## What is being asked
Show the lines below where "header" occurs.

[Dataset records]
════════
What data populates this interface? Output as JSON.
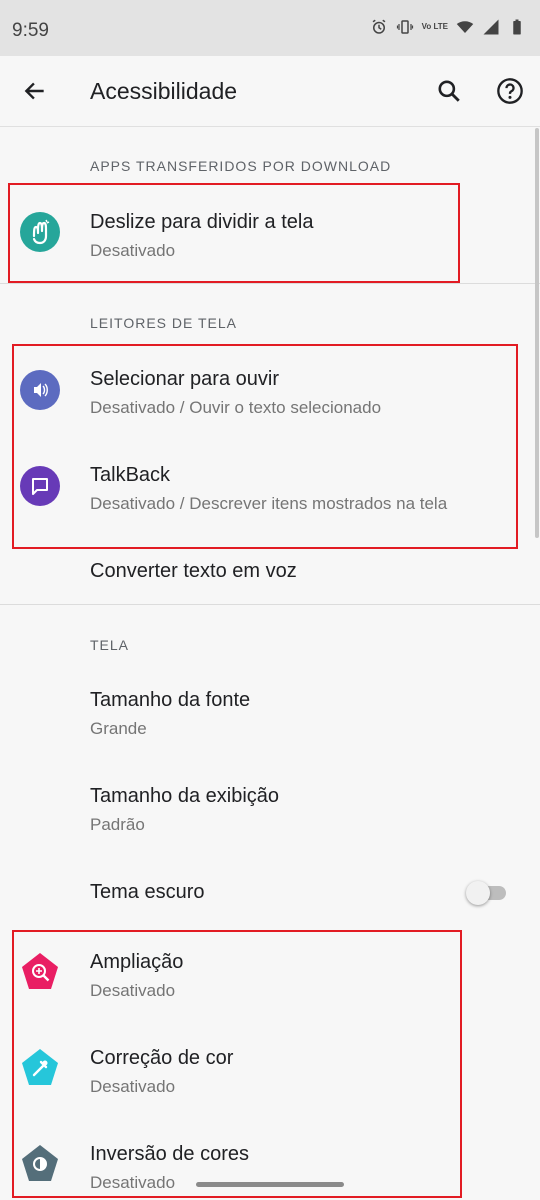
{
  "status_bar": {
    "time": "9:59",
    "lte_label": "Vo LTE"
  },
  "app_bar": {
    "title": "Acessibilidade"
  },
  "sections": {
    "downloaded": {
      "header": "APPS TRANSFERIDOS POR DOWNLOAD",
      "items": [
        {
          "title": "Deslize para dividir a tela",
          "subtitle": "Desativado"
        }
      ]
    },
    "screen_readers": {
      "header": "LEITORES DE TELA",
      "items": [
        {
          "title": "Selecionar para ouvir",
          "subtitle": "Desativado / Ouvir o texto selecionado"
        },
        {
          "title": "TalkBack",
          "subtitle": "Desativado / Descrever itens mostrados na tela"
        },
        {
          "title": "Converter texto em voz"
        }
      ]
    },
    "display": {
      "header": "TELA",
      "items": [
        {
          "title": "Tamanho da fonte",
          "subtitle": "Grande"
        },
        {
          "title": "Tamanho da exibição",
          "subtitle": "Padrão"
        },
        {
          "title": "Tema escuro",
          "toggle_on": false
        },
        {
          "title": "Ampliação",
          "subtitle": "Desativado"
        },
        {
          "title": "Correção de cor",
          "subtitle": "Desativado"
        },
        {
          "title": "Inversão de cores",
          "subtitle": "Desativado"
        }
      ]
    }
  },
  "colors": {
    "highlight": "#e21b23",
    "swipe_icon": "#26a69a",
    "select_to_speak_icon": "#5c6bc0",
    "talkback_icon": "#673ab7",
    "magnification_icon": "#e91e63",
    "color_correction_icon": "#26c6da",
    "color_inversion_icon": "#546e7a"
  },
  "icons": {
    "back": "arrow-back-icon",
    "search": "search-icon",
    "help": "help-icon",
    "swipe": "swipe-hand-icon",
    "select_to_speak": "select-to-speak-icon",
    "talkback": "talkback-icon",
    "magnification": "magnification-icon",
    "color_correction": "eyedropper-icon",
    "color_inversion": "invert-colors-icon"
  }
}
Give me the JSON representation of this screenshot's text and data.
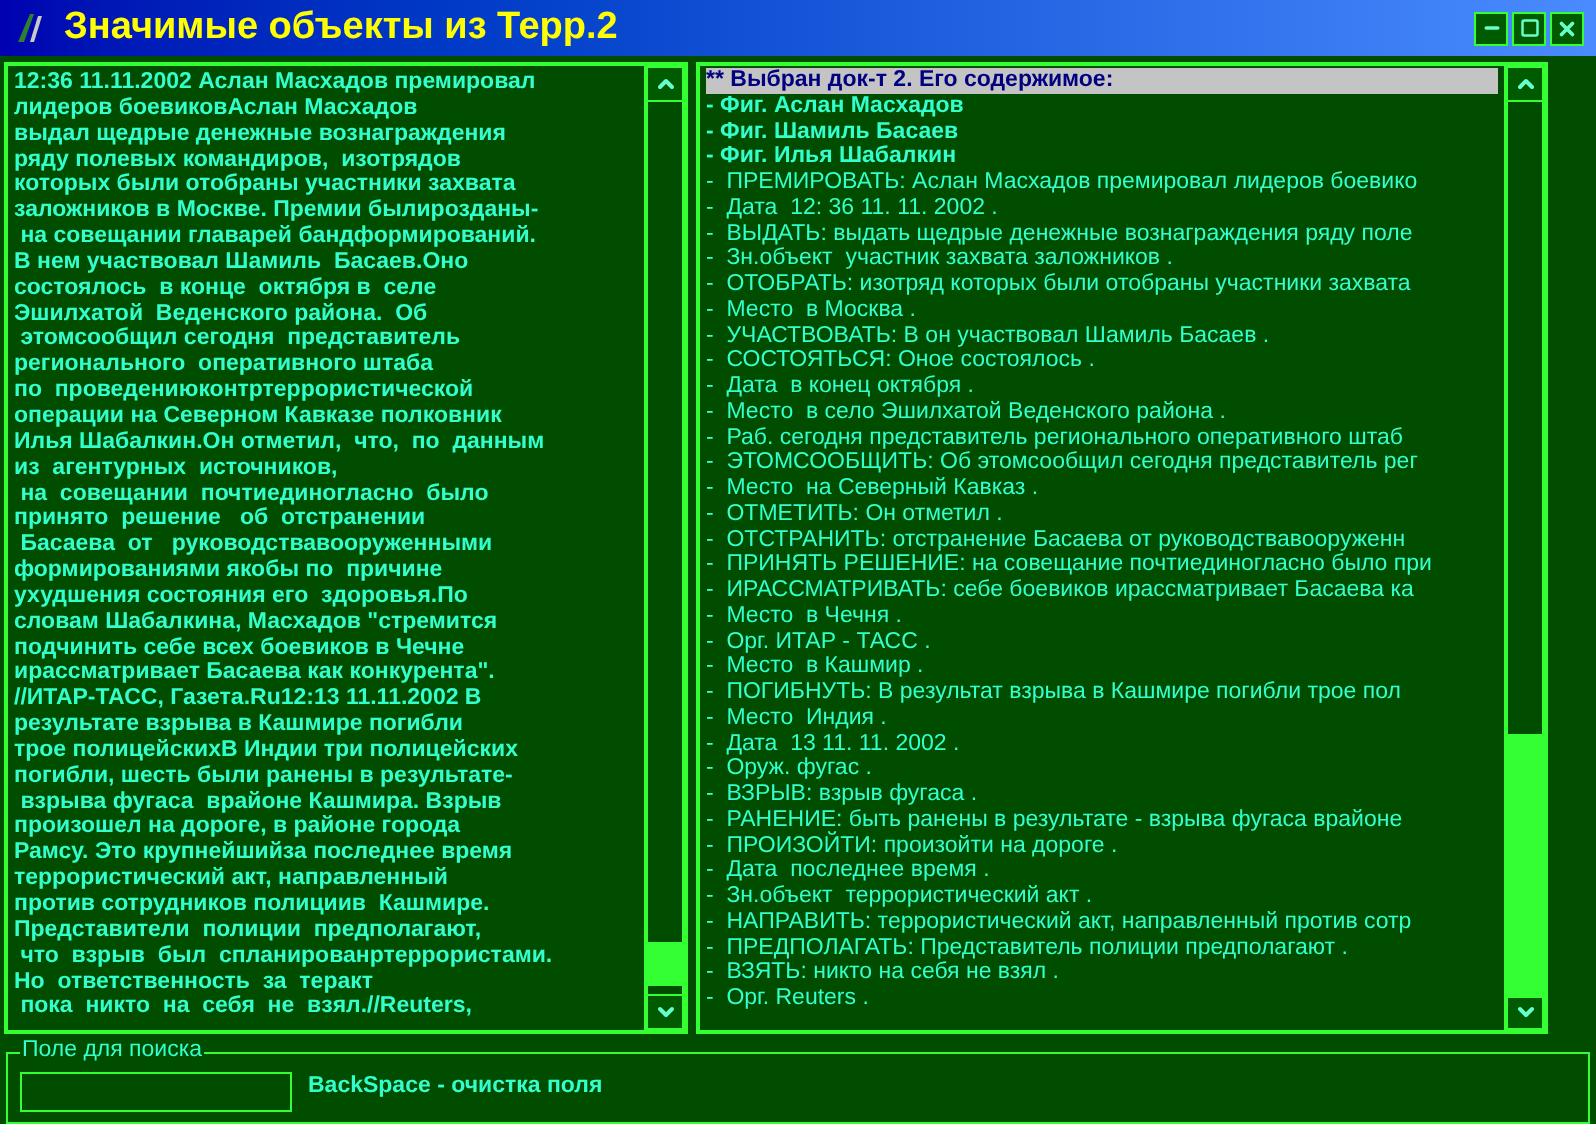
{
  "window": {
    "title": "Значимые объекты из Терр.2"
  },
  "document_text": [
    "12:36 11.11.2002 Аслан Масхадов премировал",
    "лидеров боевиковАслан Масхадов",
    "выдал щедрые денежные вознаграждения",
    "ряду полевых командиров,  изотрядов",
    "которых были отобраны участники захвата",
    "заложников в Москве. Премии былирозданы-",
    " на совещании главарей бандформирований.",
    "В нем участвовал Шамиль  Басаев.Оно",
    "состоялось  в конце  октября в  селе",
    "Эшилхатой  Веденского района.  Об",
    " этомсообщил сегодня  представитель",
    "регионального  оперативного штаба",
    "по  проведениюконтртеррористической",
    "операции на Северном Кавказе полковник",
    "Илья Шабалкин.Он отметил,  что,  по  данным",
    "из  агентурных  источников,",
    " на  совещании  почтиединогласно  было",
    "принято  решение   об  отстранении",
    " Басаева  от   руководствавооруженными",
    "формированиями якобы по  причине",
    "ухудшения состояния его  здоровья.По",
    "словам Шабалкина, Масхадов \"стремится",
    "подчинить себе всех боевиков в Чечне",
    "ирассматривает Басаева как конкурента\".",
    "//ИТАР-ТАСС, Газета.Ru12:13 11.11.2002 В",
    "результате взрыва в Кашмире погибли",
    "трое полицейскихВ Индии три полицейских",
    "погибли, шесть были ранены в результате-",
    " взрыва фугаса  врайоне Кашмира. Взрыв",
    "произошел на дороге, в районе города",
    "Рамсу. Это крупнейшийза последнее время",
    "террористический акт, направленный",
    "против сотрудников полициив  Кашмире.",
    "Представители  полиции  предполагают,",
    " что  взрыв  был  спланированртеррористами.",
    "Но  ответственность  за  теракт",
    " пока  никто  на  себя  не  взял.//Reuters,"
  ],
  "object_list": [
    {
      "kind": "header",
      "text": "** Выбран док-т 2. Его содержимое:",
      "selected": true
    },
    {
      "kind": "figure",
      "text": "- Фиг. Аслан Масхадов",
      "selected": false
    },
    {
      "kind": "figure",
      "text": "- Фиг. Шамиль Басаев",
      "selected": false
    },
    {
      "kind": "figure",
      "text": "- Фиг. Илья Шабалкин",
      "selected": false
    },
    {
      "kind": "fact",
      "text": "-  ПРЕМИРОВАТЬ: Аслан Масхадов премировал лидеров боевико",
      "selected": false
    },
    {
      "kind": "fact",
      "text": "-  Дата  12: 36 11. 11. 2002 .",
      "selected": false
    },
    {
      "kind": "fact",
      "text": "-  ВЫДАТЬ: выдать щедрые денежные вознаграждения ряду поле",
      "selected": false
    },
    {
      "kind": "fact",
      "text": "-  Зн.объект  участник захвата заложников .",
      "selected": false
    },
    {
      "kind": "fact",
      "text": "-  ОТОБРАТЬ: изотряд которых были отобраны участники захвата",
      "selected": false
    },
    {
      "kind": "fact",
      "text": "-  Место  в Москва .",
      "selected": false
    },
    {
      "kind": "fact",
      "text": "-  УЧАСТВОВАТЬ: В он участвовал Шамиль Басаев .",
      "selected": false
    },
    {
      "kind": "fact",
      "text": "-  СОСТОЯТЬСЯ: Оное состоялось .",
      "selected": false
    },
    {
      "kind": "fact",
      "text": "-  Дата  в конец октября .",
      "selected": false
    },
    {
      "kind": "fact",
      "text": "-  Место  в село Эшилхатой Веденского района .",
      "selected": false
    },
    {
      "kind": "fact",
      "text": "-  Раб. сегодня представитель регионального оперативного штаб",
      "selected": false
    },
    {
      "kind": "fact",
      "text": "-  ЭТОМСООБЩИТЬ: Об этомсообщил сегодня представитель рег",
      "selected": false
    },
    {
      "kind": "fact",
      "text": "-  Место  на Северный Кавказ .",
      "selected": false
    },
    {
      "kind": "fact",
      "text": "-  ОТМЕТИТЬ: Он отметил .",
      "selected": false
    },
    {
      "kind": "fact",
      "text": "-  ОТСТРАНИТЬ: отстранение Басаева от руководствавооруженн",
      "selected": false
    },
    {
      "kind": "fact",
      "text": "-  ПРИНЯТЬ РЕШЕНИЕ: на совещание почтиединогласно было при",
      "selected": false
    },
    {
      "kind": "fact",
      "text": "-  ИРАССМАТРИВАТЬ: себе боевиков ирассматривает Басаева ка",
      "selected": false
    },
    {
      "kind": "fact",
      "text": "-  Место  в Чечня .",
      "selected": false
    },
    {
      "kind": "fact",
      "text": "-  Орг. ИТАР - ТАСС .",
      "selected": false
    },
    {
      "kind": "fact",
      "text": "-  Место  в Кашмир .",
      "selected": false
    },
    {
      "kind": "fact",
      "text": "-  ПОГИБНУТЬ: В результат взрыва в Кашмире погибли трое пол",
      "selected": false
    },
    {
      "kind": "fact",
      "text": "-  Место  Индия .",
      "selected": false
    },
    {
      "kind": "fact",
      "text": "-  Дата  13 11. 11. 2002 .",
      "selected": false
    },
    {
      "kind": "fact",
      "text": "-  Оруж. фугас .",
      "selected": false
    },
    {
      "kind": "fact",
      "text": "-  ВЗРЫВ: взрыв фугаса .",
      "selected": false
    },
    {
      "kind": "fact",
      "text": "-  РАНЕНИЕ: быть ранены в результате - взрыва фугаса врайоне",
      "selected": false
    },
    {
      "kind": "fact",
      "text": "-  ПРОИЗОЙТИ: произойти на дороге .",
      "selected": false
    },
    {
      "kind": "fact",
      "text": "-  Дата  последнее время .",
      "selected": false
    },
    {
      "kind": "fact",
      "text": "-  Зн.объект  террористический акт .",
      "selected": false
    },
    {
      "kind": "fact",
      "text": "-  НАПРАВИТЬ: террористический акт, направленный против сотр",
      "selected": false
    },
    {
      "kind": "fact",
      "text": "-  ПРЕДПОЛАГАТЬ: Представитель полиции предполагают .",
      "selected": false
    },
    {
      "kind": "fact",
      "text": "-  ВЗЯТЬ: никто на себя не взял .",
      "selected": false
    },
    {
      "kind": "fact",
      "text": "-  Орг. Reuters .",
      "selected": false
    }
  ],
  "search": {
    "label": "Поле для поиска",
    "hint": "BackSpace - очистка поля"
  }
}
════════
## Problem solution
      "header": "APPS TRANSFERIDOS POR DOWNLOAD",
      "header": "LEITORES DE TELA",
      "header": "TELA",
      "kind": "header",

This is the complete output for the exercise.